Pump it up

Pump it up

Hurricane Sandy devastated the northeast United States and affected millions. Dozens were killed with the death toll still on the rise. Approximately 8 million people were left without electricity in the wake of the storm when it hit late Monday, Oct. 29. Floodwaters submerged city streets and water filled basements of residents in the storm zone. Desperate cities cried out for help after the tragic storm. New York City called out and National Pump & Compressor answered that call.

National Pump & Compressor (NPC) is a Beaumont-based company that provides pumps, compressors, dryers and related equipment to businesses and municipalities. According to NPC, the company serves customers at 34 branches in 11 states throughout the United States. The company was recently called upon to provide equipment and assistance in New York City in response to flooding caused by Hurricane Sandy.

Allison Robbins, marketing manager for NPC, said 25 of the company’s employees are in New York and have been since Nov. 1, pumping water out of basements and subway tunnels and doing what they can to help restore normalcy for the residents there.

“There are public housing units in Far Rockaway (a neighborhood on the Rockaway Peninsula in the New York City borough of Queens) and Coney Island that are flooded with up to 6 feet of water in the basements,” Robbins said. “The residents have no power.”

“The basements and boiler rooms of these public housing units need to be pumped dry in order to restore electricity,” NPC pump sales engineer Craig Johnson said. “Tens of thousands of people live in these buildings, and they are relying on us.”

NPC Vice President Michael Nix is in New York with his team.

“We have been working nonstop since Wednesday,” Nix said. “We are working with environmental and industrial restoration firms as well as government disaster relief groups to dewater the New York City subway tunnels, as well as hundreds of basements all over the city. This is by far the largest disaster recovery effort we’ve made in our company’s history.”

Nix said in addition to pumping water out of the basements of the huge public housing buildings, they are also pumping water out of the Brooklyn-Battery Tunnel, officially known as the Hugh L. Carey Tunnel, a toll road in New York City that crosses under the East River at its mouth, connecting the borough of Brooklyn on Long Island with the borough of Manhattan. He said each side of the tunnel is flooded with approximately 47 million gallons of water.

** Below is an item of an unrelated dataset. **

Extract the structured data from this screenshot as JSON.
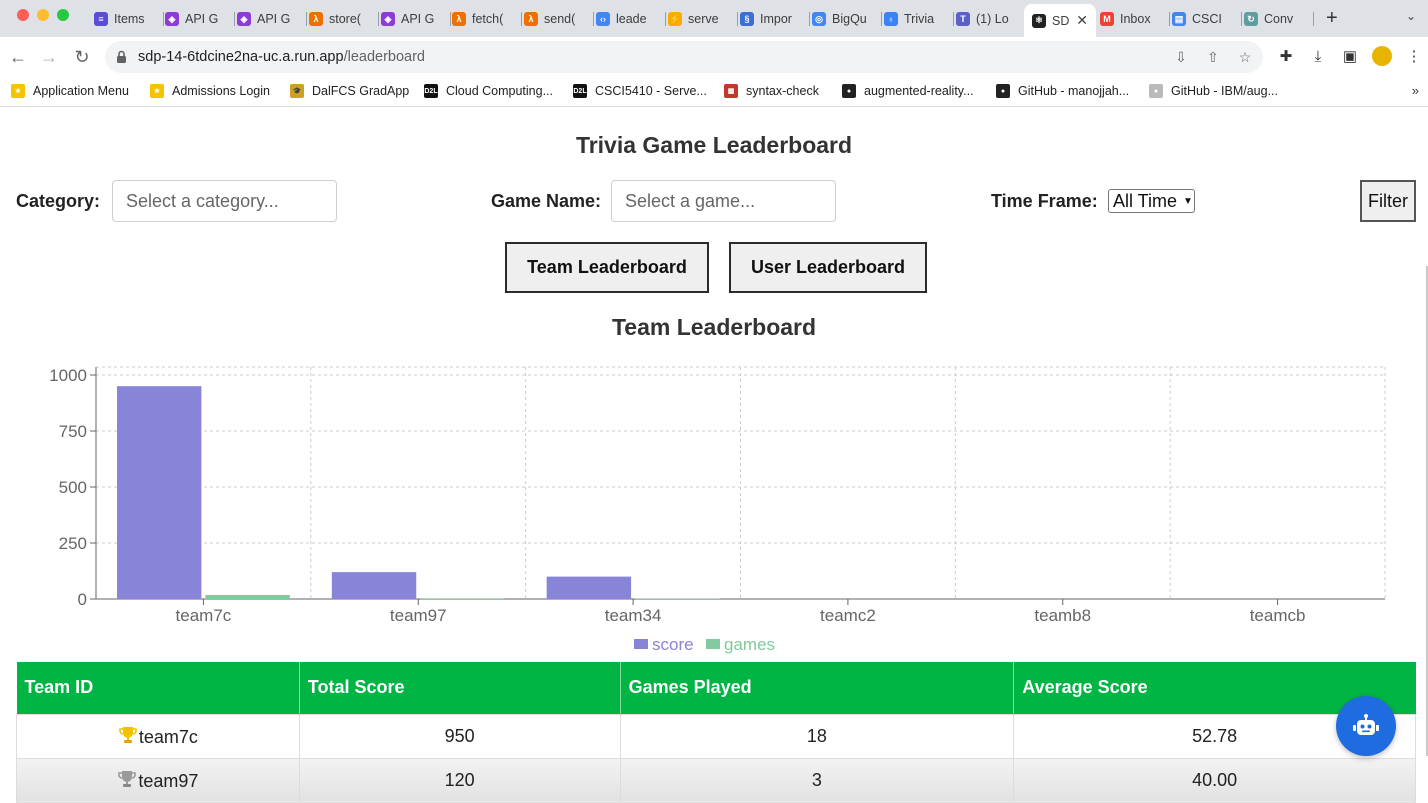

Nix said the company has more than 125 Pioneer pumps that are 6 inches or larger and 65 12-inch-pumps in New York to work with in the flood relief effort. He said the company is utilizing approximately 500 2- and 3-inch pumps for the endeavor. Thousands of feet of pipe and hose are ready and waiting to be used as needed. NPC also set up generators and light towers at sites all over New York.

“As far as equipment goes, we also have about 200 light towers set up around the city,” Nix explained. He said many of the light towers have diesel engines and have generators built into them. He said the police utilize the light to watch the city streets and perform what duties they must while dealing with the crises faced by New York residents post-Sandy.

“A lot of them have power strips plugged in and people are using them to charge their cell phones or whatever they need,” Nix said of the generators.

Nix said he saw neighborhoods full of cars “piled on top of each other” in the streets. “You can see where the surge has pushed the sand from the coast back into the city for miles in Coney Island where we are,” Nix said. “There are cars flooded everywhere, I mean they were submerged in water, and they are never going to run again. It’s been an eye-opening experience.”

Nix said the residents of the buildings he and his team are pumping are glad they are there.

“The people are very grateful for what we’re doing,” Nix said. “We’re doing everything we can to help.”

NPC President Bill Kiker said he is glad to be a part of the disaster relief efforts.

“This is an unprecedented recovery effort for us,” Kiker said. “We are proud to be able to support this city in its time of need.”

Nix said his team would be in New York all day, every day pumping out the floodwaters until the city is dry.

“We will be here as long as it takes to make sure New York City gets back on its feet,” said Nix.

For more information, visit www.npcrents.com.